**INFORMATION SUPPLIED:**
⟨
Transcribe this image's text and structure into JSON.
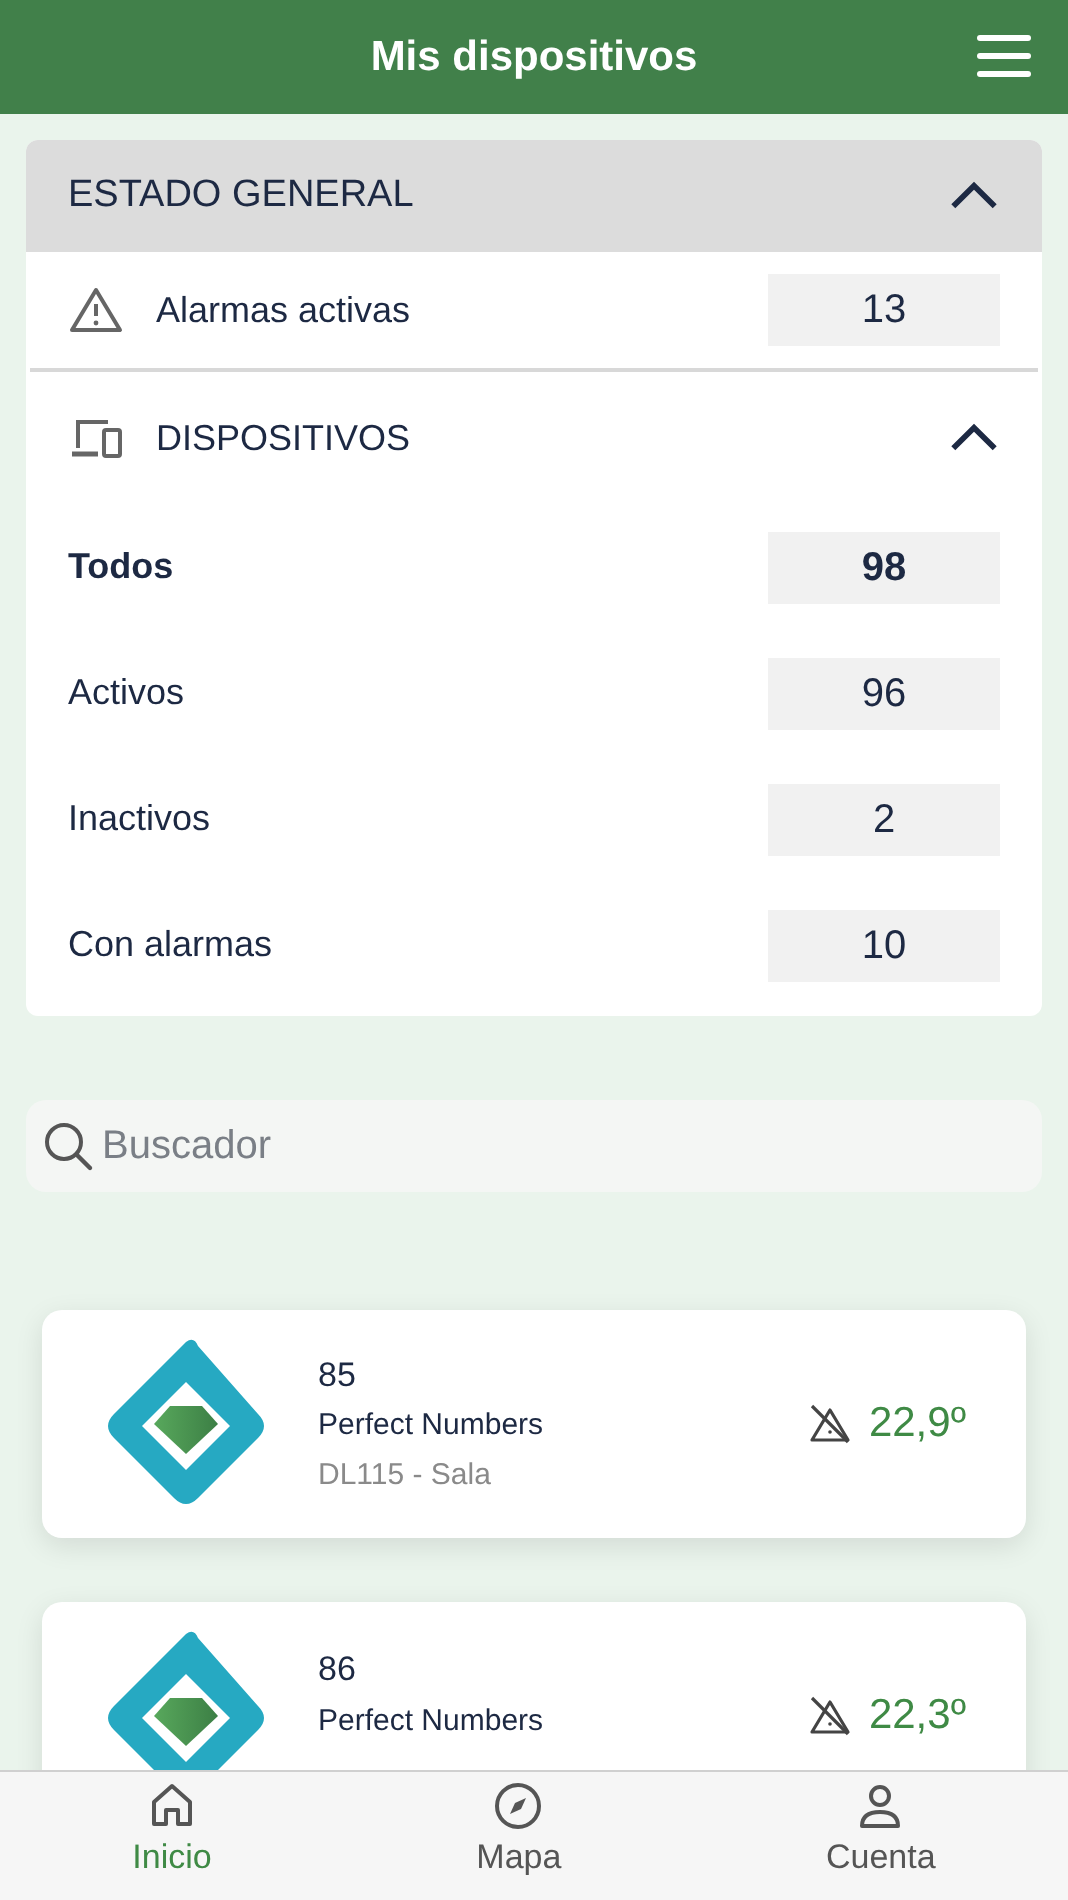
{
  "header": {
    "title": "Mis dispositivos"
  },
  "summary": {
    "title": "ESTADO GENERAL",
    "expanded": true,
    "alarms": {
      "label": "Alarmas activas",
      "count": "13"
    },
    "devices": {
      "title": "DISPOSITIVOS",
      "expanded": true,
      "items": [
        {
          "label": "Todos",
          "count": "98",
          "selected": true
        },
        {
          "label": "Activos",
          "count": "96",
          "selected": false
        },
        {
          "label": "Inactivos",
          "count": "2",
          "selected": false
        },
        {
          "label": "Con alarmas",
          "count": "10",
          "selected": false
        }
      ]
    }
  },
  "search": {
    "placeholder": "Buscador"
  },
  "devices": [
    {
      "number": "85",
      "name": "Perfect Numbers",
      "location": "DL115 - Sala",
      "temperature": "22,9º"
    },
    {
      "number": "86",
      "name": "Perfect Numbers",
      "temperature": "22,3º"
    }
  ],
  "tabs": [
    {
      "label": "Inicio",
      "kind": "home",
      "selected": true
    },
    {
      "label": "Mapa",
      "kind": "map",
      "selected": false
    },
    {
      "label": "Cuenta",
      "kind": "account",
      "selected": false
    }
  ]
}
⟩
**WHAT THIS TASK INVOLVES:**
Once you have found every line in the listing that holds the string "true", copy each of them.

**RESPONSE BELOW:**
    "expanded": true,
      "expanded": true,
          "selected": true
      "selected": true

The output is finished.